The stone has eroded so much already that only the outline of the crucifix is visible in the Byzantine cross. The inscription is still very legible, however; the monument was probably put up when Mike P. Sapsara died in 1932, but old Pa Pitt suspects the inscription has been recut, replacing an illegible original. Note that the inscription is a hybrid of Croatian and English. The photograph of Mike P. Sapsara is in poor shape, but you might still recognize him if you met him on the street.
A monument for a girl who died at the age of fourteen. The weathered and damaged angel is probably much more picturesque in this condition than it was when it was new.
The base includes a photograph that is badly faded, but with the help of modern image-editing software we can restore a recognizable image.
This husband and wife spent more money than average on this monument; it is a large variation of the cross-topped round-shouldered monument popular with Slavic and Italian immigrants, with the addition of a crucifix in relief on the cross. But the inscription has eroded so badly that Father Pitt has not been able to read it. They are buried next to a woman named Anna Scmicz, whose stone is inscribed in Polish, and sometimes old Pa Pitt thinks he can make out the same name on this stone, but he is not sure.
The photographs, however, are still instantly recognizable, though one is damaged. It is possible that Anna Scmicz is the woman in the photograph, since this monument appears to have only one name on it, in which case this is the monument for her husband, whom she outlived and was buried next to some time later.
St. Mary’s Cemetery, on a steep hill overlooking McKees Rocks, is one of the most ethnically diverse smaller cemeteries we have. It seems to have been shared by several Catholic parishes in McKees Rocks back in the days when Catholics segregated themselves by ethnic heritage. Some parts of the cemetery developed as little ethnic neighborhoods, and you can often tell the ethnicity of the neighborhood by the shapes of the monuments.
Curiously, the Italians and the East Europeans tend to have the same taste in monuments: cross-topped tombstones with gracefully curved shoulders and, frequently, a photograph of the deceased. Some of these pictures have succumbed to the ravages of the elements or vandalism, but a surprising number remain fresh-looking today. Here is a young Italian woman who died at the age of about 22 almost a century ago, and we can still see her face as clearly as if she sat for her portrait yesterday.

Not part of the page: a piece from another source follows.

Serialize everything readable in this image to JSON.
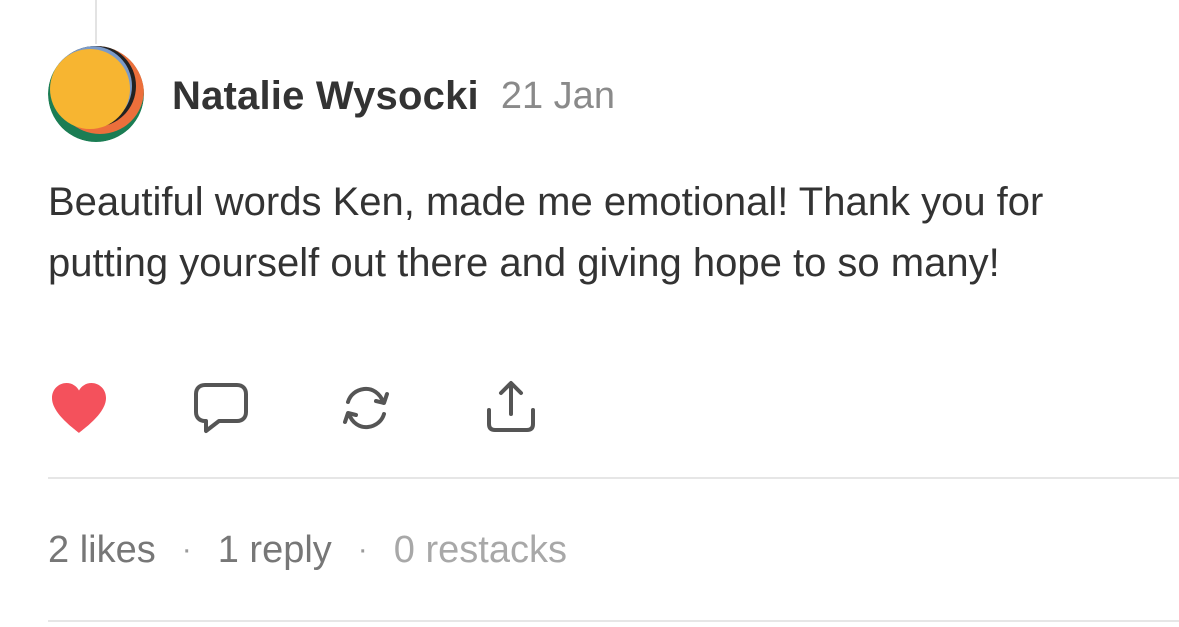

Father Pitt was not able to read the whole inscription, which has weathered badly. He was able to make out the name “Marta Formoso” (he is almost certain that the Christian name is not “Maria”) and the dates somethingth of April 1895 and somethingth of March 1917. The epitaph is mostly illegible, except for the words on the right-hand side; something about a flower and being sorrowful and memory. In a different light the rest of the inscription might come to life.
“Pastor Russell,” as his followers called him, founded the Watch Tower Bible and Tract Society and the International Bible Students Association, the organization that—after various schisms and defections—came to be known as Jehovah’s Witnesses. He was born in Allegheny (now the North Side), and when he died he was buried in what is now (after a number of changes of ownership) the Rosemont, Mt. Hope, & Evergreen United Cemeteries in Ross Township.
His fairly modest grave monument includes a photograph of Pastor Russell, lovingly preserved (and perhaps replaced more than once over the years).
Note the inscription identifying Pastor Russell as the Laodicean Messenger, or “the angel of the church of the Laodiceans,” as the King James Bible translates it (Revelation 3:14). Russell’s followers believed that he himself was that messenger.
Russell died in 1916. In 1921, some of his followers erected a showier monument in the form of a pyramid. One of Russell’s odd beliefs was that the Great Pyramid in Egypt was designed by God himself as a prophecy in stone. Like most such prophecies, it was meant to be uninterpretable until the correct clever interpreter came along—in this case, Pastor Russell.
This is actually one of the few cemetery pyramids in the Pittsburgh area whose proportions are Egyptian rather than classical Roman. It is meant to have the same proportions as the Great Pyramid, and in particular the capstone is carefully proportioned to match the Great Pyramid’s capstone, which in Pastor Russell’s interpretation represents the Christ.
The pyramid was meant as a marker not only for Russell, but for a number of other members of the Watch Tower Bible and Tract Society, who owned this plot in the cemetery. A few names are inscribed in the open Bibles on the four sides of the pyramid, but most of the blank space was never used. It seems that the separate ownership of this plot has been preserved through the various changes of ownership the rest of the cemetery has gone through.